Date of this Version
H.D. Starns et al. Journal of Environmental Management 303 (2022) 114141. https://doi.org/10.1016/j.jenvman.2021.114141

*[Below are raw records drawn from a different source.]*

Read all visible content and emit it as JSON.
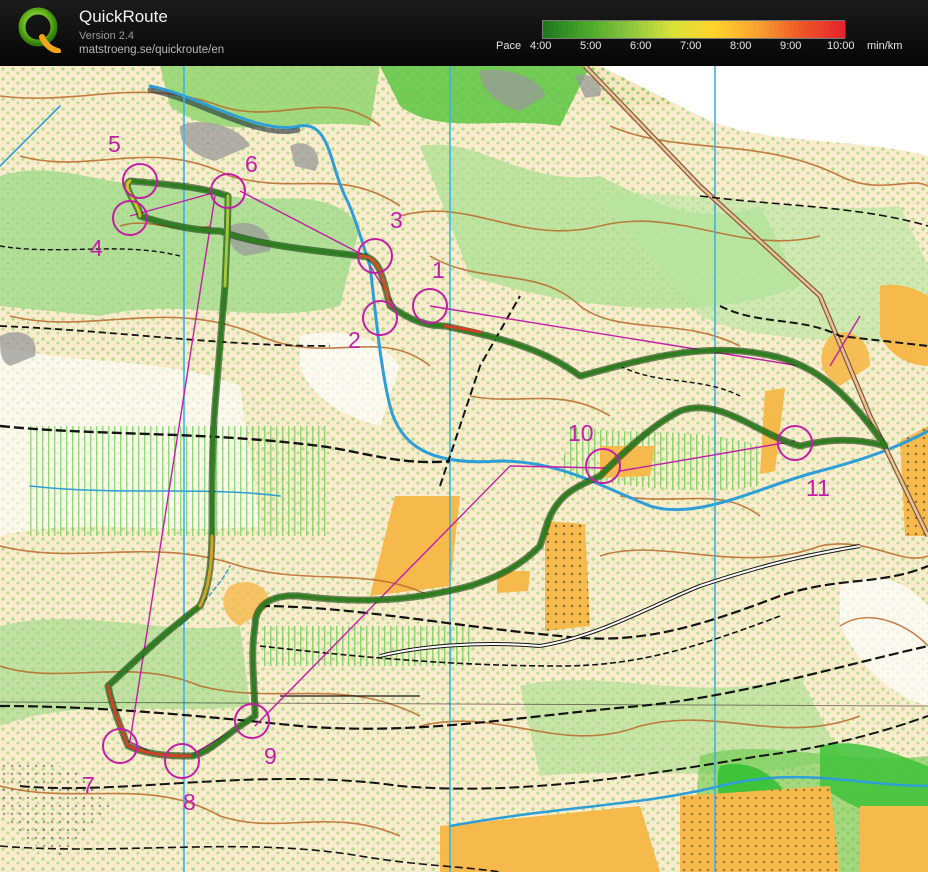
{
  "app": {
    "name": "QuickRoute",
    "version": "Version 2.4",
    "url": "matstroeng.se/quickroute/en"
  },
  "pace_legend": {
    "label": "Pace",
    "ticks": [
      "4:00",
      "5:00",
      "6:00",
      "7:00",
      "8:00",
      "9:00",
      "10:00"
    ],
    "unit": "min/km",
    "colors": [
      "#1f7a1f",
      "#4aa82b",
      "#8cc63f",
      "#d8e23a",
      "#ffd32a",
      "#f8a131",
      "#ef5a29",
      "#e4262c"
    ]
  },
  "map": {
    "colors": {
      "open": "#f6b94b",
      "rough_open": "#fad7a0",
      "forest": "#ffffff",
      "green": "#8bd56a",
      "dark_green": "#3ec33a",
      "contour": "#b86a2a",
      "water": "#2e9fd6",
      "route": "#1e6b1e",
      "course": "#c21ea8",
      "meridian": "#39b4e6",
      "track": "#141414"
    },
    "controls": [
      {
        "label": "1"
      },
      {
        "label": "2"
      },
      {
        "label": "3"
      },
      {
        "label": "4"
      },
      {
        "label": "5"
      },
      {
        "label": "6"
      },
      {
        "label": "7"
      },
      {
        "label": "8"
      },
      {
        "label": "9"
      },
      {
        "label": "10"
      },
      {
        "label": "11"
      }
    ]
  }
}
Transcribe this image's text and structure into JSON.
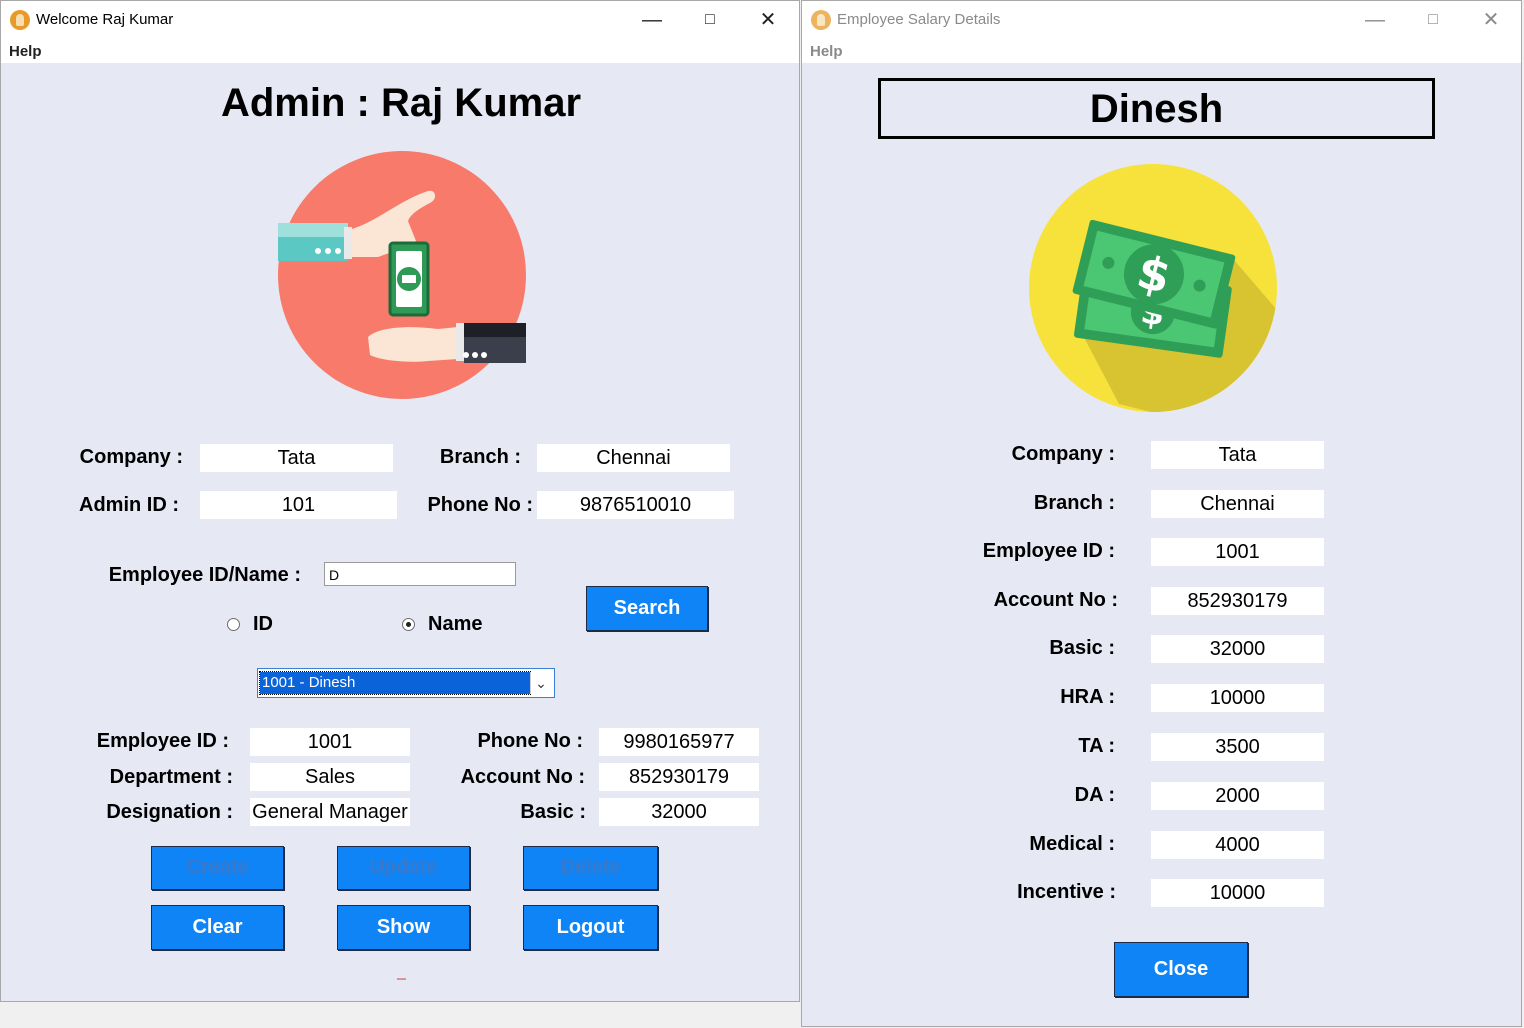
{
  "admin_window": {
    "title": "Welcome Raj Kumar",
    "menu": [
      "Help"
    ],
    "heading": "Admin : Raj Kumar",
    "company_label": "Company :",
    "company_value": "Tata",
    "branch_label": "Branch :",
    "branch_value": "Chennai",
    "admin_id_label": "Admin ID :",
    "admin_id_value": "101",
    "phone_label": "Phone No :",
    "phone_value": "9876510010",
    "search_label": "Employee ID/Name :",
    "search_value": "D",
    "search_button": "Search",
    "radio_id_label": "ID",
    "radio_name_label": "Name",
    "radio_selected": "Name",
    "selected_employee": "1001 - Dinesh",
    "emp_id_label": "Employee ID :",
    "emp_id_value": "1001",
    "department_label": "Department :",
    "department_value": "Sales",
    "designation_label": "Designation :",
    "designation_value": "General Manager",
    "emp_phone_label": "Phone No :",
    "emp_phone_value": "9980165977",
    "account_label": "Account No :",
    "account_value": "852930179",
    "basic_label": "Basic :",
    "basic_value": "32000",
    "buttons": {
      "create": "Create",
      "update": "Update",
      "delete": "Delete",
      "clear": "Clear",
      "show": "Show",
      "logout": "Logout"
    },
    "status": "---"
  },
  "salary_window": {
    "title": "Employee Salary Details",
    "menu": [
      "Help"
    ],
    "name": "Dinesh",
    "rows": [
      {
        "label": "Company :",
        "value": "Tata"
      },
      {
        "label": "Branch :",
        "value": "Chennai"
      },
      {
        "label": "Employee ID :",
        "value": "1001"
      },
      {
        "label": "Account No :",
        "value": "852930179"
      },
      {
        "label": "Basic :",
        "value": "32000"
      },
      {
        "label": "HRA :",
        "value": "10000"
      },
      {
        "label": "TA :",
        "value": "3500"
      },
      {
        "label": "DA :",
        "value": "2000"
      },
      {
        "label": "Medical :",
        "value": "4000"
      },
      {
        "label": "Incentive :",
        "value": "10000"
      }
    ],
    "close_button": "Close"
  },
  "colors": {
    "window_bg": "#e6e8f4",
    "button_blue": "#0f84f6",
    "disabled_text": "#3a79c9",
    "admin_icon_bg": "#f77a6a",
    "salary_icon_bg": "#f7e23b",
    "money_green": "#3ec46d"
  },
  "icons": [
    "app-icon",
    "money-handover-icon",
    "dollar-bills-icon",
    "chevron-down-icon",
    "minimize-icon",
    "maximize-icon",
    "close-icon"
  ]
}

Rangelands worldwide have experienced significant shifts from grass-dominated to woody-plant dominated states over the past century. In North America, these shifts are largely driven by overgrazing and landscape-scale fire suppression. Such shifts reduce productivity for livestock, can have broad-scale impacts to biodiversity, and are often difficult to reverse. Restoring grass dominance often involves restoring fire as an ecological process. However, many resprouting woody plants persist following disturbance, including fire, by resprouting from protected buds, rendering fire ineffective for reducing resprouting woody plant density. Recent research has shown that extreme fire (high-energy fires during periods of water stress) may reduce resprouting capacity. This previous research did not examine whether high-energy fires alone would be sufficient to cause mortality. We created an experimental framework for assessing the “buds-protection-resources” hypothesis of resprouting persistence under different fire energies. In July–August 2018 we exposed 48 individuals of a dominant resprouting woody plant in the region, honey mesquite (Prosopis glandulosa), to two levels of fire energy (high and low) and root crown exposure (exposed vs unexposed) and evaluated resprouting capacity. We censused basal and epicormic resprouts for two years following treatment. Water stress was moderate for several months leading up to fires but low in subsequent years. Epicormic and basal buds were somewhat protected from lowand high-energy fire. However, epicormic buds were protected in very few mesquites subjected to high-energy fires. High-energy fires decreased survival, caused loss of apical dominance, and left residual dead stems, which may increase chances of mortality from future fires. Basal resprout numbers were reduced by high-energy fires, which may have additional implications for long-term mesquite survival. While the buds, protection, and resources components of resprouter persistence all played a role in resprouting, high-energy fire decreased mesquite survival and reduced resprouting. This suggests that high-energy fires affect persistence mechanisms to different extents than low-energy fires. In addition, high-energy fires during normal rainfall can have negative impacts on resprouting capacity; water stress is not a necessary precursor to honey mesquite mortality from highenergy fire.